___ Data for this task ___

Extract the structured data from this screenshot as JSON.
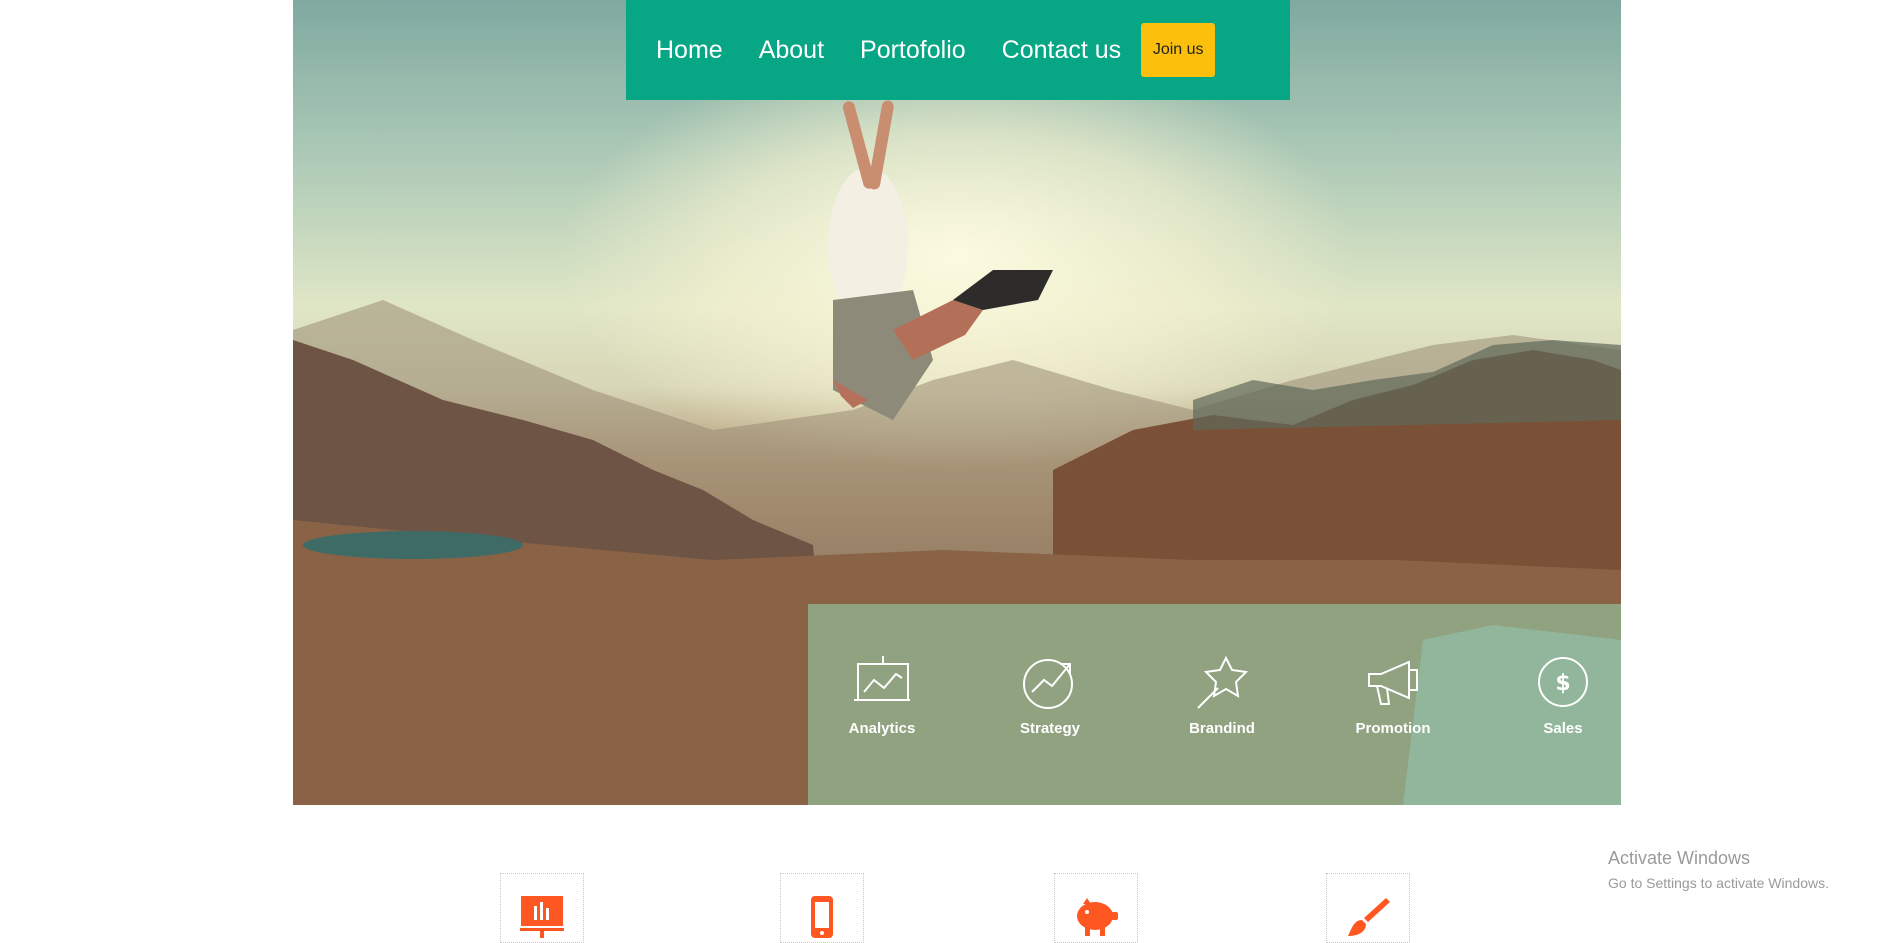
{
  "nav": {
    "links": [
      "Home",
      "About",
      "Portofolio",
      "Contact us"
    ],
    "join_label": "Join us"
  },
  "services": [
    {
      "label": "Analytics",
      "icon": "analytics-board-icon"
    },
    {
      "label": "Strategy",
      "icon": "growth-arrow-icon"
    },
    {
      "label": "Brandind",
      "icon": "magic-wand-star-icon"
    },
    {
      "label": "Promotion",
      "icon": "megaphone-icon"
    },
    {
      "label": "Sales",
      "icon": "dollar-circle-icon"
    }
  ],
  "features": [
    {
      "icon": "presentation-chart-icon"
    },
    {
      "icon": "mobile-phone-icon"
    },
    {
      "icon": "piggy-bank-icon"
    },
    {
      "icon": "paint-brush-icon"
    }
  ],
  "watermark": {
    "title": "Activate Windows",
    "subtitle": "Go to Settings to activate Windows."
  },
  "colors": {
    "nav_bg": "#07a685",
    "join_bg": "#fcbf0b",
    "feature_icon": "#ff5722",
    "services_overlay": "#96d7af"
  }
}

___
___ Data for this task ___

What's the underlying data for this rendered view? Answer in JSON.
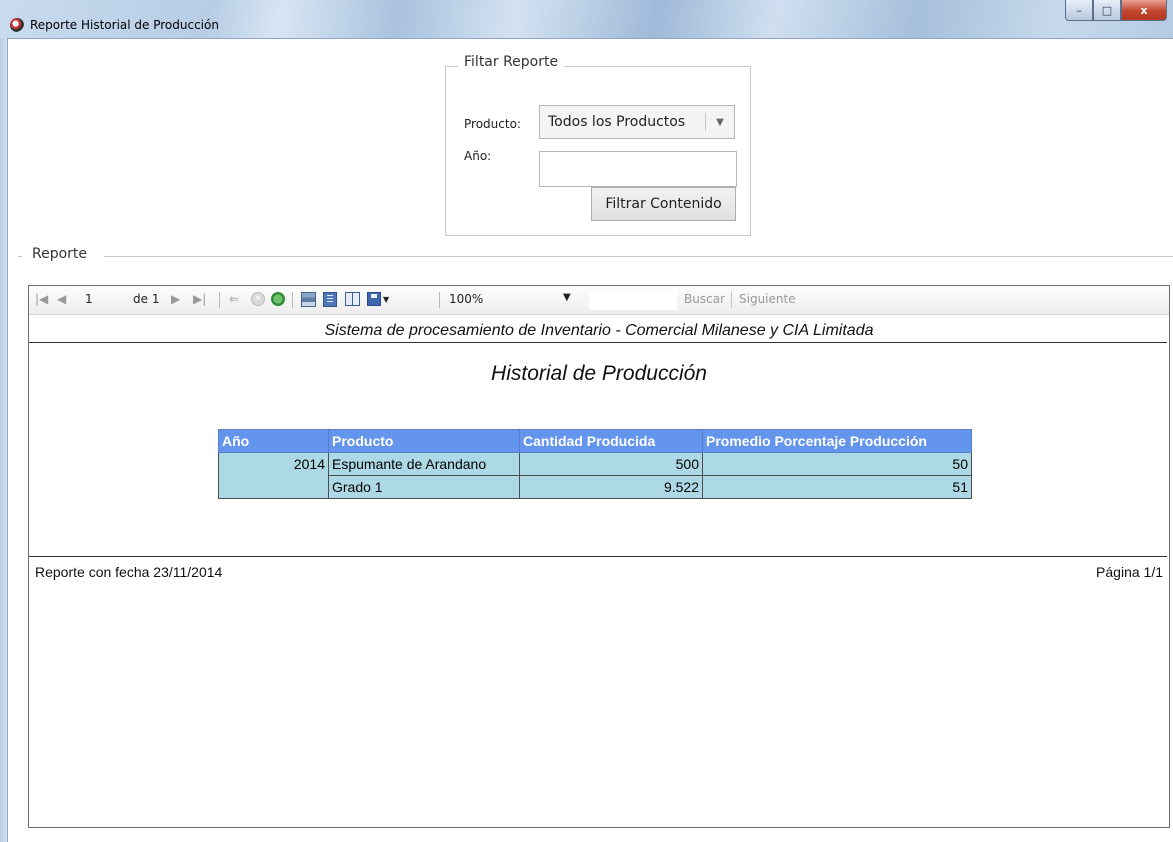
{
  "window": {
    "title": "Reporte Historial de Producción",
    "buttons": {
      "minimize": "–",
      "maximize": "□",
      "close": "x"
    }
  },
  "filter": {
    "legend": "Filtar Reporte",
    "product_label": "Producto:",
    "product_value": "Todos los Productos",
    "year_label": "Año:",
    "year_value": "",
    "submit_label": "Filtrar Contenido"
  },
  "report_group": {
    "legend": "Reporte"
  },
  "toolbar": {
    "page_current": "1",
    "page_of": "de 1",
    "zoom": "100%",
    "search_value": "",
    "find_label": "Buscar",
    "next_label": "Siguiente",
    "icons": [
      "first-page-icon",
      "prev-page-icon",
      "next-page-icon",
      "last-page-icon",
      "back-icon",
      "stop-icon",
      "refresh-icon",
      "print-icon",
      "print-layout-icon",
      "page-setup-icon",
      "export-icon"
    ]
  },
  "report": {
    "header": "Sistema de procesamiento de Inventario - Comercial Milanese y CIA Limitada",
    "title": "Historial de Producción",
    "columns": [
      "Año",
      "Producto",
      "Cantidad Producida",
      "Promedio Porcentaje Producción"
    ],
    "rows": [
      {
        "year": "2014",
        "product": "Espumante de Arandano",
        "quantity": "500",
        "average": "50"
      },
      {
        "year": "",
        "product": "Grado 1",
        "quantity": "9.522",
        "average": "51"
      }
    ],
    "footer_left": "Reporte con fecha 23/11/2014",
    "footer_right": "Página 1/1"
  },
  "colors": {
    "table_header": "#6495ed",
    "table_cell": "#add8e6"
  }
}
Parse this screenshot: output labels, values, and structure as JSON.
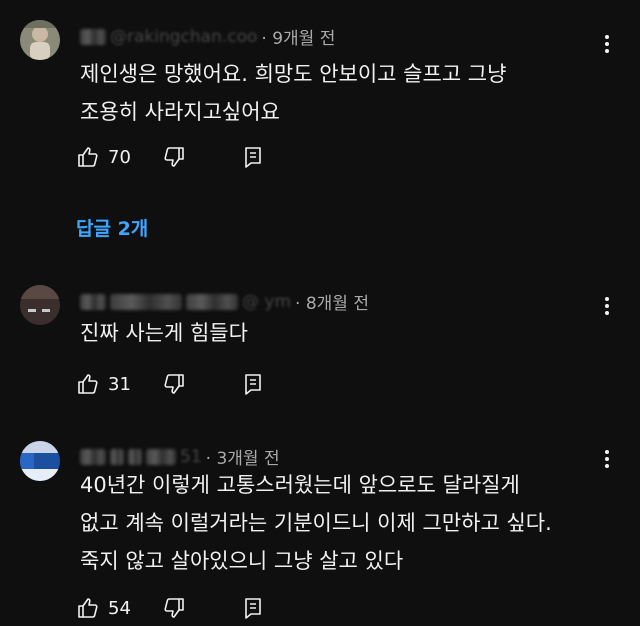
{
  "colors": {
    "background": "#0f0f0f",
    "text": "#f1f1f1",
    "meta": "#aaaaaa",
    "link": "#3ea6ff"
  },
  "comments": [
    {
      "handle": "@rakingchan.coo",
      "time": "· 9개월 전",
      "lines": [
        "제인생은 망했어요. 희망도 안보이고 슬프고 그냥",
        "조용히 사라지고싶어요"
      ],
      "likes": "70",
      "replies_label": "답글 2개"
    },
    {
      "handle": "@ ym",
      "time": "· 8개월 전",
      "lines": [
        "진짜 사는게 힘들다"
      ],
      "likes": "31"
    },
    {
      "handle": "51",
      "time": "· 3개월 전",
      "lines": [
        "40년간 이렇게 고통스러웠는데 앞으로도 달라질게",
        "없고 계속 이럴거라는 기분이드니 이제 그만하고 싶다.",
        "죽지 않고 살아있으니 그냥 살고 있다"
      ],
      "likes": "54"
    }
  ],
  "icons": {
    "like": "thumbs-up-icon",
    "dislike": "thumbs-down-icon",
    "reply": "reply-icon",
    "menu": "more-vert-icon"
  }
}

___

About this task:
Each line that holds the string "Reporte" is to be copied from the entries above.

Solution to the problem:
    "title": "Reporte Historial de Producción",
    "legend": "Filtar Reporte",
    "legend": "Reporte"
    "footer_left": "Reporte con fecha 23/11/2014",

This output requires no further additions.